Deputy Eduardo Cruickshank, of the evangelical National Restoration party, was elected Friday as president of the Costa Rican parliament, in an alliance with the government party, which defends gay marriage.
Cruickshank, the first Afro-Costa Rican to preside over the Legislative Assembly, beat legislator Pablo Heriberto Abarca of the opposition Christian Social Unity Party (PUSC), whose group had promoted an entirely opposition agenda.
“Today I come as President of the Legislative Assembly to establish a bridge between the two Costa Ricas,” Cruickshank wrote on social media. “Between Costa Rica outside and Costa Rica inside; between the Greater Metropolitan Area and the peripheral areas; with the firm purpose of integrating them in order to start the construction of a single Costa Rica that works for everyone.”
The vote occurred during a session in an auditorium that allowed legislators — some wearing masks — to to maintain social distance in accordance with coronavirus measures.
Cruickshank’s election became possible after Thursday night, the Social Democratic National Liberation Party, with the largest number of legislative seats, gave its support to the evangelical legislator in exchange for two positions on the congressional board and the definition of a work agenda for next year.

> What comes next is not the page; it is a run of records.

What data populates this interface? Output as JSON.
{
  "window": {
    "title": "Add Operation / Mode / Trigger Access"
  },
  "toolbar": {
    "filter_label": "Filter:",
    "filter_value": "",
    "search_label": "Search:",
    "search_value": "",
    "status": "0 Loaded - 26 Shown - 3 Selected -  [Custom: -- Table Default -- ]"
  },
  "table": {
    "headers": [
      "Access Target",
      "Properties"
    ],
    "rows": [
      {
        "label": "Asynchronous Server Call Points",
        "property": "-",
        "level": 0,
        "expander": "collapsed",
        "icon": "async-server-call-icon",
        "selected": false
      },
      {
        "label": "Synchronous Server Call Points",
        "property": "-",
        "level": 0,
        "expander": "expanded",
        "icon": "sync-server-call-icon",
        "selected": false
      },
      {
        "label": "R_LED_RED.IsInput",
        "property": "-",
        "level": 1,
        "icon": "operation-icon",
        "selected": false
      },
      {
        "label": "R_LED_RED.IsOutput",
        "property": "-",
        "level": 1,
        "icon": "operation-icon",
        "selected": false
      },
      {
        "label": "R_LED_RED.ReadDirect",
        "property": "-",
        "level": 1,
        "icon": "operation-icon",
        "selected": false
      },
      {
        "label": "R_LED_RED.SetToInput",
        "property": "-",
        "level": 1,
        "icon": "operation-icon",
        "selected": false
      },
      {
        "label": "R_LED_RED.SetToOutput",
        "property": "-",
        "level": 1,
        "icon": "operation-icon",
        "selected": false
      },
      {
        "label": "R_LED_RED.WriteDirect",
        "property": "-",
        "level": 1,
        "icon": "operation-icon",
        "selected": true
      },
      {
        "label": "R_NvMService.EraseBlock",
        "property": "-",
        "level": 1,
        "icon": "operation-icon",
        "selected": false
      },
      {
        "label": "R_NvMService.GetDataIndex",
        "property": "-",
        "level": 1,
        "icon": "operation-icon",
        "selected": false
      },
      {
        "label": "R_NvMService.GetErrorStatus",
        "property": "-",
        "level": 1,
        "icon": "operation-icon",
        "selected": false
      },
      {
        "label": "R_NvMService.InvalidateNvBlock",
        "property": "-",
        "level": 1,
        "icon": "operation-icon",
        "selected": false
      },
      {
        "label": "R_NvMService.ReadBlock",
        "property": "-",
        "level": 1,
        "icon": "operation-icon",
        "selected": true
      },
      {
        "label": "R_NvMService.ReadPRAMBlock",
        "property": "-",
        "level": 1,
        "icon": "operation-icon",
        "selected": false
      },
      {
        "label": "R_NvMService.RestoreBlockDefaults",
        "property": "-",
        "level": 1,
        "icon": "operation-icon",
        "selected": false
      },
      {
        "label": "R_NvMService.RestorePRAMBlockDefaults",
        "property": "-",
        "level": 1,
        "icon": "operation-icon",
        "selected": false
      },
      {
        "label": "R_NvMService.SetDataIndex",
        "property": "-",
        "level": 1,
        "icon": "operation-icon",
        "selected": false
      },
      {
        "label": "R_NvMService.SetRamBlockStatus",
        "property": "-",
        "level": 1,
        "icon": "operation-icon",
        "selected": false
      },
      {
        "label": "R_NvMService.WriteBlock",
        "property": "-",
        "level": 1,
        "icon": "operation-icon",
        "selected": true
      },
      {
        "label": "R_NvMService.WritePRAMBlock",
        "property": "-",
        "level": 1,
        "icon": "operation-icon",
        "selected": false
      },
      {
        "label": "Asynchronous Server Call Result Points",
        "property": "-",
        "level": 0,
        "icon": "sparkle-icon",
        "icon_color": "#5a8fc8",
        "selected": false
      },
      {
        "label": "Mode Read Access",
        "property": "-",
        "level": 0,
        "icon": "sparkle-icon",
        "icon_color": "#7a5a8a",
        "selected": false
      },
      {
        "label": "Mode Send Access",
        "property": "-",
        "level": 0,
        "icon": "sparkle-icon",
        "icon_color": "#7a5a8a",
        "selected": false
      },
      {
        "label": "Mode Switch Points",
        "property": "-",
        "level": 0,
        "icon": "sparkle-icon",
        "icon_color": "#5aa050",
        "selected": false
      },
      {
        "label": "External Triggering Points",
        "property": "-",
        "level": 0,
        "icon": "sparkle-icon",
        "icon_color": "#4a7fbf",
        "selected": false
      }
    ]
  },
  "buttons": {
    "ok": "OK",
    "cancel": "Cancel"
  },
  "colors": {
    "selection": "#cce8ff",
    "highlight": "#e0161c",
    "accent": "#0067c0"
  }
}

The agenda will be focused on the reactivation of the economy, which has been hit by the COVID-19 pandemic, and cuts in public spending.
President Carlos Alvarado congratulated Cruickshank on his election and said that in the past two years of legislative work, “it was clear that the path of unity and big deals is the key to moving forward.”
Cruickshank is a 64-year-old evangelical lawyer and pastor, and his party, with seven of the 57 seats, is the more moderate of the two evangelical formations in parliament.
The other evangelical party, New Republic, is rigidly against the government and defends a more conservative agenda.
With the new multiparty legislative directory “we have a much broader and clearer ideological economic agenda,” away from the right-wing positions promoted by the PUSC and its allies of the more conservative evangelical bloc, said the independent political analyst Gustavo Araya.